Please copy each line in the records below that contains the string "current".

Dataset rows describing interfaces:
--- --- ---

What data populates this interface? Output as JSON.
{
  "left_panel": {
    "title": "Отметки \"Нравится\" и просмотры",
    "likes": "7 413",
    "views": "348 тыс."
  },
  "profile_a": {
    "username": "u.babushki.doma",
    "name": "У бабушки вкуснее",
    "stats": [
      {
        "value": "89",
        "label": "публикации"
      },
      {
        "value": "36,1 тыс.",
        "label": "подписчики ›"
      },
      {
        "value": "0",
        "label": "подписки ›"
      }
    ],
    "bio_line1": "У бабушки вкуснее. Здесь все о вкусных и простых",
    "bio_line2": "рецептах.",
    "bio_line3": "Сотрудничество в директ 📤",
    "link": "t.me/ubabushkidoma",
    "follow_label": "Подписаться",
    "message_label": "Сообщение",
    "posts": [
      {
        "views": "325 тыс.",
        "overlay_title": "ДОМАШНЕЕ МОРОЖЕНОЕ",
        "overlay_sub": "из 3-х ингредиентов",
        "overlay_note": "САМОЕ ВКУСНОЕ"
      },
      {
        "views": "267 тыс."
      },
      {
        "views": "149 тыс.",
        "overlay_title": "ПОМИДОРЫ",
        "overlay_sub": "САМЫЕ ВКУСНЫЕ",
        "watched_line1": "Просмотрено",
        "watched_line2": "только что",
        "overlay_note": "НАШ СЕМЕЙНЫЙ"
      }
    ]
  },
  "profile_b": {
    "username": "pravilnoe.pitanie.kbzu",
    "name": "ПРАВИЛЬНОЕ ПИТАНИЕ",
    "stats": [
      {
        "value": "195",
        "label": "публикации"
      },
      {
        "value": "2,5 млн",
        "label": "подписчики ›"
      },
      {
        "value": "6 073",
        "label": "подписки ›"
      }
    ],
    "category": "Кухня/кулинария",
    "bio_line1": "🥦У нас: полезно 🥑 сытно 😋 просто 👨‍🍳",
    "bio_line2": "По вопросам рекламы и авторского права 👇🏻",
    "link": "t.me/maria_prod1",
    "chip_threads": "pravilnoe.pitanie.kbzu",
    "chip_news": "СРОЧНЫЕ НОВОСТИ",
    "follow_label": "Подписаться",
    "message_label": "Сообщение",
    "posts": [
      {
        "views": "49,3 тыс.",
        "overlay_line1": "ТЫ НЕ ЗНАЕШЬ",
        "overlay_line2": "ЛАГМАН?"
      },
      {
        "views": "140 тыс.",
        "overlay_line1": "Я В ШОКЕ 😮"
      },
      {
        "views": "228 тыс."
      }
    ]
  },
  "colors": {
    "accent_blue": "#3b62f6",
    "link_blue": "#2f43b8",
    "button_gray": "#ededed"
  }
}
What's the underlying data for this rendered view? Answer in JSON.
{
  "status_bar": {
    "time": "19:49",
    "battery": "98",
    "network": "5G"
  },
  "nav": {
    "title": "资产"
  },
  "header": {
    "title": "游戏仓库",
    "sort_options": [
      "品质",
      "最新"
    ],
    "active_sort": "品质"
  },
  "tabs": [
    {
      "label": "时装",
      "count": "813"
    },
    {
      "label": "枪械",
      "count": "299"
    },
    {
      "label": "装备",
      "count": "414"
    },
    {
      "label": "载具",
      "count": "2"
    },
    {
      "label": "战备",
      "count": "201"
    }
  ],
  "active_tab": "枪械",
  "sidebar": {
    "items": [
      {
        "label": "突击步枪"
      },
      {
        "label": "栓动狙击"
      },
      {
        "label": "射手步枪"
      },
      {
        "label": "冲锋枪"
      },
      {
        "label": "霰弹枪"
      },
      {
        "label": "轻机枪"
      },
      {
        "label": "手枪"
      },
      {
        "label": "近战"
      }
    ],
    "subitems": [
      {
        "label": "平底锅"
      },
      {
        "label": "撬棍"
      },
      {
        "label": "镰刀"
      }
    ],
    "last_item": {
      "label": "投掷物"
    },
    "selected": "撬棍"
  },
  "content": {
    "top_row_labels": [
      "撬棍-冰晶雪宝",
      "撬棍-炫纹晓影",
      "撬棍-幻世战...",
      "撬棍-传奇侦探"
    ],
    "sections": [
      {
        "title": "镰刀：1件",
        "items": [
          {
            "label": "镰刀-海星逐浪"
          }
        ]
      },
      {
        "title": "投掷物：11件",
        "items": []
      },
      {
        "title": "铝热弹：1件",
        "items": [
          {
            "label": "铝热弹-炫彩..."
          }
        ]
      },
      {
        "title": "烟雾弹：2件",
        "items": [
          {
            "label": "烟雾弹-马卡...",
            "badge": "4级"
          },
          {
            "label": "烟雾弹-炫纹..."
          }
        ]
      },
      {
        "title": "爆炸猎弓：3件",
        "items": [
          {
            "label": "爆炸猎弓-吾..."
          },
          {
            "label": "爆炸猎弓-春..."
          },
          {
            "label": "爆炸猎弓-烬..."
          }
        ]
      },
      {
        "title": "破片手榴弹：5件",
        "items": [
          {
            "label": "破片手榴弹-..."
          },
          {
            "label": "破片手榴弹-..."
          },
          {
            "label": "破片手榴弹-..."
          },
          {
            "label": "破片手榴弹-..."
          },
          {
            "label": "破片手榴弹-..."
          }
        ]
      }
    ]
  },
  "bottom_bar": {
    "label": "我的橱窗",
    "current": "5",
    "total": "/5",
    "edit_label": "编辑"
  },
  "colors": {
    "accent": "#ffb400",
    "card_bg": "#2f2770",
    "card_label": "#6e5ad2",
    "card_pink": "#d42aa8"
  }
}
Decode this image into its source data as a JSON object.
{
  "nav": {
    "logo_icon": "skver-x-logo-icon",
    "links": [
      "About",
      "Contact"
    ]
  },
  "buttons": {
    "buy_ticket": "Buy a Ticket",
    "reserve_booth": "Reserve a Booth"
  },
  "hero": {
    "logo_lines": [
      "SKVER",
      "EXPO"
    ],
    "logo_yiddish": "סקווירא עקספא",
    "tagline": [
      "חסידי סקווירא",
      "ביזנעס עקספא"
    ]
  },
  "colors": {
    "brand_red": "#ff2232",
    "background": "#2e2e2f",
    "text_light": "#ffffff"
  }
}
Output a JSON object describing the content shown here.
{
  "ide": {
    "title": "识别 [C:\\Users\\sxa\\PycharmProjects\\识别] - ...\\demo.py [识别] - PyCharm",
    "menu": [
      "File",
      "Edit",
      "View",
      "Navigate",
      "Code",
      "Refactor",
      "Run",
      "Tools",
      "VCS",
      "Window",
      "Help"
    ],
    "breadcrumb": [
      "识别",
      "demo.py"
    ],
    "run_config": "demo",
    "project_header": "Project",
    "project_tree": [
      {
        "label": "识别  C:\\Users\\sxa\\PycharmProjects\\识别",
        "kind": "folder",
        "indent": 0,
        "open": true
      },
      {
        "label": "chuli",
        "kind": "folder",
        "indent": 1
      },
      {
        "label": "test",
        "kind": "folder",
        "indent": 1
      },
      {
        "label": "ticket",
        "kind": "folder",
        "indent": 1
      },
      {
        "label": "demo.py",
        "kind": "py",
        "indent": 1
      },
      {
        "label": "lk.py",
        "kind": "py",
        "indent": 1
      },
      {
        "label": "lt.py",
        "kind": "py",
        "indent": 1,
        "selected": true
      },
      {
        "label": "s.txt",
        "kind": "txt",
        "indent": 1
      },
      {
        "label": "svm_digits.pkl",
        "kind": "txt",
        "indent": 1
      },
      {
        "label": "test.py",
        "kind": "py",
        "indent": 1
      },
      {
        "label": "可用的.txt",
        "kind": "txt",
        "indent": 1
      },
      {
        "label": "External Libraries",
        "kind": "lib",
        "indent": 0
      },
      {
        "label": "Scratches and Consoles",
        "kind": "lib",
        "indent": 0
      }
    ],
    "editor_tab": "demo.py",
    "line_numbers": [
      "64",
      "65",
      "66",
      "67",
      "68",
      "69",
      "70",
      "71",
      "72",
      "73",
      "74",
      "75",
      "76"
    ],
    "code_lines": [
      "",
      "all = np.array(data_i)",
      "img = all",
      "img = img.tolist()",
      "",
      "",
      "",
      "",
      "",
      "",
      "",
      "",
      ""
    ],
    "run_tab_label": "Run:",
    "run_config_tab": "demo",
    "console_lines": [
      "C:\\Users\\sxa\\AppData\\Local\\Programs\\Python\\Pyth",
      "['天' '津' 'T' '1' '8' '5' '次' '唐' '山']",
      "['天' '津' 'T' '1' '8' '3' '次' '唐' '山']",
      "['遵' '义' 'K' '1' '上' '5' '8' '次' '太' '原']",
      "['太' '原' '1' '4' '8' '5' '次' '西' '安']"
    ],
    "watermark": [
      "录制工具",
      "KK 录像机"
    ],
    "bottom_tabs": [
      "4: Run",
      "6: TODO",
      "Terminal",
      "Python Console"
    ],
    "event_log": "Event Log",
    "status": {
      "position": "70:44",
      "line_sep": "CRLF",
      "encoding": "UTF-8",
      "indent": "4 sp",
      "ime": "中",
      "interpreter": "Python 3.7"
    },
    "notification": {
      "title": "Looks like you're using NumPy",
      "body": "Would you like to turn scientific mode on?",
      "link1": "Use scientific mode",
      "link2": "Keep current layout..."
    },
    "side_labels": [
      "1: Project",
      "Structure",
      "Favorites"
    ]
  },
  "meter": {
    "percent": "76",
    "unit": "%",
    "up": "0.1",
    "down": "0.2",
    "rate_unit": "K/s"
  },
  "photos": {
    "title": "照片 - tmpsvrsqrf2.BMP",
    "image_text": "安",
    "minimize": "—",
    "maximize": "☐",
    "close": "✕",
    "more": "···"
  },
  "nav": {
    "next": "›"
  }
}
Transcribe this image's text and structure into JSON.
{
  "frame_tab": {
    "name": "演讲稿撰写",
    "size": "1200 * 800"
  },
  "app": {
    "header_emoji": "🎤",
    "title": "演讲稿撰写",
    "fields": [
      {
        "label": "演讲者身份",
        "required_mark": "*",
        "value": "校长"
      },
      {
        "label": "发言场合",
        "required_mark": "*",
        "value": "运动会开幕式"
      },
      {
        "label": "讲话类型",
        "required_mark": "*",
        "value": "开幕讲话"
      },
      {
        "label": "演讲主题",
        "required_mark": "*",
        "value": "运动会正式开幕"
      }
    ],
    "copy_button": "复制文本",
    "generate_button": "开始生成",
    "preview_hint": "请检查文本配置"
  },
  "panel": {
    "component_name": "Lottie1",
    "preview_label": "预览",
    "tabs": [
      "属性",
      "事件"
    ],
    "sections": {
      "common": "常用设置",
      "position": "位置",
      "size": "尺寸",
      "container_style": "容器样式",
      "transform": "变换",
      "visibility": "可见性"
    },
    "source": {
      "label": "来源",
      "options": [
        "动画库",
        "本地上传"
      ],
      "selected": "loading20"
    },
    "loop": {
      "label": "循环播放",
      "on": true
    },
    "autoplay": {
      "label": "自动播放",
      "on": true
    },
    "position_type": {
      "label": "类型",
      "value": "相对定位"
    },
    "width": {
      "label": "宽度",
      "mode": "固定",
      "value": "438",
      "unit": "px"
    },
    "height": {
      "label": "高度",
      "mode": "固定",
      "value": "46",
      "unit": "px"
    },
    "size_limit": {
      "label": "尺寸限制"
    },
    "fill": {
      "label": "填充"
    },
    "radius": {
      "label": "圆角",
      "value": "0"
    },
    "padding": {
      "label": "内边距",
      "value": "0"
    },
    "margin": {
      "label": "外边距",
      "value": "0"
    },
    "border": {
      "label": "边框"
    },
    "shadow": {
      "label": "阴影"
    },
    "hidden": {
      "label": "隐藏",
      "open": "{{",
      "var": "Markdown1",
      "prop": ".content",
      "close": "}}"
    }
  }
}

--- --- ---

# [RESPONSE AREA]
    "current": "5",
      "link2": "Keep current layout..."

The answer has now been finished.